Scan the lines below and report each one containing "screenshot" by copying it.

[[ ENTRIES SHOWN open ]]

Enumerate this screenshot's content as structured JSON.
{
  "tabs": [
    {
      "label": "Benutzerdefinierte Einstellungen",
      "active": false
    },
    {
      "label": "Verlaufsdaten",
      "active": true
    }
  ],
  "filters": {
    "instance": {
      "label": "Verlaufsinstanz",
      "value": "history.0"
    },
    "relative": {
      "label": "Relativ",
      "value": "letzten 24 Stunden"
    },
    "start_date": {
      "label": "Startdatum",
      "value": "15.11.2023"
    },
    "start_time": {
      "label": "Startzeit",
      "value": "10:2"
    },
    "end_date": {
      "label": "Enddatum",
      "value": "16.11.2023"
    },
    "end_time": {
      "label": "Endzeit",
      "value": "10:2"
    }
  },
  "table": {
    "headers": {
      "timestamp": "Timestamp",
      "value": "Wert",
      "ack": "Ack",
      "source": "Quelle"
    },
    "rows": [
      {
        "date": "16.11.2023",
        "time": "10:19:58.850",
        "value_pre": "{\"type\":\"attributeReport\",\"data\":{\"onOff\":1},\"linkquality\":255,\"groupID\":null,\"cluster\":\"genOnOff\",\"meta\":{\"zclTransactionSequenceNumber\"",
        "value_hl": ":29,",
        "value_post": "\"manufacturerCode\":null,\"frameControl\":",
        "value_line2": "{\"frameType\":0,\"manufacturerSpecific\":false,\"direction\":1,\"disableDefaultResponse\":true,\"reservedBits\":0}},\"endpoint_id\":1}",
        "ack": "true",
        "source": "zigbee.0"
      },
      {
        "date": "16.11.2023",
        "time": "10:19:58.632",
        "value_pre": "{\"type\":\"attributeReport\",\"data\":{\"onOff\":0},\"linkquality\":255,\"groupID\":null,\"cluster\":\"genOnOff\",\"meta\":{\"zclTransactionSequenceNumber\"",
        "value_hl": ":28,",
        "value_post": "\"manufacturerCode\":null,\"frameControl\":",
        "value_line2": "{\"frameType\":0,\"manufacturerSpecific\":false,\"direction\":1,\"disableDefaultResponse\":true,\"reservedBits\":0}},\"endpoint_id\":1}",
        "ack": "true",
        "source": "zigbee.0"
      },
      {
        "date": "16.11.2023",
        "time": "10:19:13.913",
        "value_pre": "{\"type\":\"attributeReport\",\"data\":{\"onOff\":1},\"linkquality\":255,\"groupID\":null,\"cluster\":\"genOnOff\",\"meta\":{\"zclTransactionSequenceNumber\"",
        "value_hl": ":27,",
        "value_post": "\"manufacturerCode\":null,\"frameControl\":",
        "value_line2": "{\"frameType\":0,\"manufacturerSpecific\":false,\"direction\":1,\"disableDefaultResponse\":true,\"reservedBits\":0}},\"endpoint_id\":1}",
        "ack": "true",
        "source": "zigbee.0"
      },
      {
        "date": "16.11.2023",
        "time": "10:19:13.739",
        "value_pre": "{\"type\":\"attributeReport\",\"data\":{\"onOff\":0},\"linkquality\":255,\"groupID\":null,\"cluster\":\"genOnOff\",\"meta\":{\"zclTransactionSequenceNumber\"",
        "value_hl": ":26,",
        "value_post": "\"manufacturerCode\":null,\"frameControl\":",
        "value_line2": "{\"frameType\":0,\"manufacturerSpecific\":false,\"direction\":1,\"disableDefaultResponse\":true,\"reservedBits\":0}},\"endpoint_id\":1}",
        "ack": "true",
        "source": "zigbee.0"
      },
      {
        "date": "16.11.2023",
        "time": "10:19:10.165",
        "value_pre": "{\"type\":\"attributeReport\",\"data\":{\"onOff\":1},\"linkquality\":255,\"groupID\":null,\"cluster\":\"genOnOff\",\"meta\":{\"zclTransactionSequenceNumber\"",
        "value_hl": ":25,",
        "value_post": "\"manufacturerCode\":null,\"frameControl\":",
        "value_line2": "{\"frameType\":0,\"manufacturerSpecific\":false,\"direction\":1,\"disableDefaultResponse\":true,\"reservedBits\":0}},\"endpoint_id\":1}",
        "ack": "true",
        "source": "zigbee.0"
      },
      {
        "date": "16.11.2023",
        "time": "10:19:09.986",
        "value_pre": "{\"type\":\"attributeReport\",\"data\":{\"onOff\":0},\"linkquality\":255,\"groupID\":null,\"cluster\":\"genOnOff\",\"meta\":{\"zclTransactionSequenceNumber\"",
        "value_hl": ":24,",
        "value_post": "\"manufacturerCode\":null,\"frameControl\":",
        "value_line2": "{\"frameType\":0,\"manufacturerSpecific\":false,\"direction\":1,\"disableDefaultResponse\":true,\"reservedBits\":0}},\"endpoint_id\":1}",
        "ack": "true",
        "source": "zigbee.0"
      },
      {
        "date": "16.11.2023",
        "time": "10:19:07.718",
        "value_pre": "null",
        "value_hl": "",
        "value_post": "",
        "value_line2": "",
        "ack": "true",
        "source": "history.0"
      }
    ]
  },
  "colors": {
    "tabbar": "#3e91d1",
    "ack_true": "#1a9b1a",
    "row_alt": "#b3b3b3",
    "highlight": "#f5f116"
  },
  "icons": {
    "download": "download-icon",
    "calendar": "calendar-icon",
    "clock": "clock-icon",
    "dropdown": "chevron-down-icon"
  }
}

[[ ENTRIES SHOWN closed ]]
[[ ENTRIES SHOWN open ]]

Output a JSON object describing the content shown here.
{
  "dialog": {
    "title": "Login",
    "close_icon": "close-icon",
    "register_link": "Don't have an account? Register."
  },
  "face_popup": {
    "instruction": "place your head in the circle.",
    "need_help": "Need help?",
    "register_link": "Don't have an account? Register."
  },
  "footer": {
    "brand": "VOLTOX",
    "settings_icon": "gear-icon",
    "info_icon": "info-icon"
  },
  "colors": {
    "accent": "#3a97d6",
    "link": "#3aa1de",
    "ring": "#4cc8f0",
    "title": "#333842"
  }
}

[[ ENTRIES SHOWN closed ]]
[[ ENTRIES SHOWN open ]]

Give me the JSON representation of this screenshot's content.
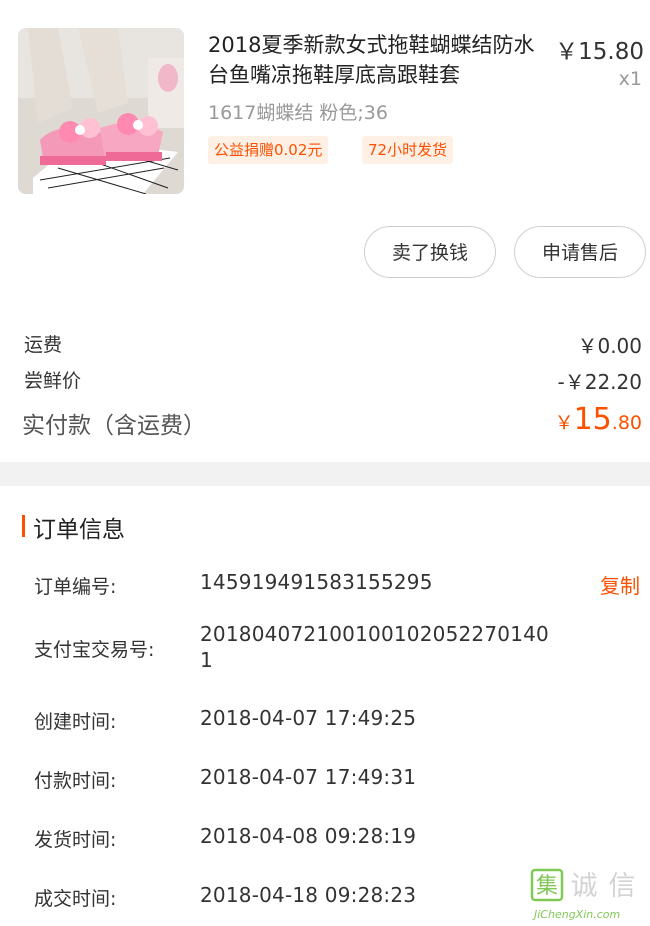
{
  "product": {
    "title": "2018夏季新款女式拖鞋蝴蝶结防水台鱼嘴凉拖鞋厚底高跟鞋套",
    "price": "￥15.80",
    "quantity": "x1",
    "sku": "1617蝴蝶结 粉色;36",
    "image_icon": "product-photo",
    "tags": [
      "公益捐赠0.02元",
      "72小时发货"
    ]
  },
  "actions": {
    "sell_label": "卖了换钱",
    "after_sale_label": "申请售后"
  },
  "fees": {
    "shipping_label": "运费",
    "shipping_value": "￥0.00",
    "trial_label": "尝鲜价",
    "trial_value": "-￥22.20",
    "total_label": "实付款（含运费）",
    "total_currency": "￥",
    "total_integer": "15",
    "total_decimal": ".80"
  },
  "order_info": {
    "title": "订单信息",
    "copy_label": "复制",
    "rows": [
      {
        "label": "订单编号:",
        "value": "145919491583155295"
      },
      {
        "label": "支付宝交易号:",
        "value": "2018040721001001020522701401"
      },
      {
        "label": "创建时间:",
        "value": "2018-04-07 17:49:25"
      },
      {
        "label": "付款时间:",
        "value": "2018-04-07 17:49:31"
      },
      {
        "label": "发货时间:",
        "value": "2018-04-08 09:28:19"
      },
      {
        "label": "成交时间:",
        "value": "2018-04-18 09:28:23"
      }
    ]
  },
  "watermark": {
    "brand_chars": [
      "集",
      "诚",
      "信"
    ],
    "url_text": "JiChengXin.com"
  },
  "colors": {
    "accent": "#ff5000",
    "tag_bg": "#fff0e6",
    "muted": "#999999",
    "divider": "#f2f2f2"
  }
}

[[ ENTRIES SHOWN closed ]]

• _TASK RESPONSE_:
Enumerate this screenshot's content as structured JSON.
Give me the JSON representation of this screenshot's content.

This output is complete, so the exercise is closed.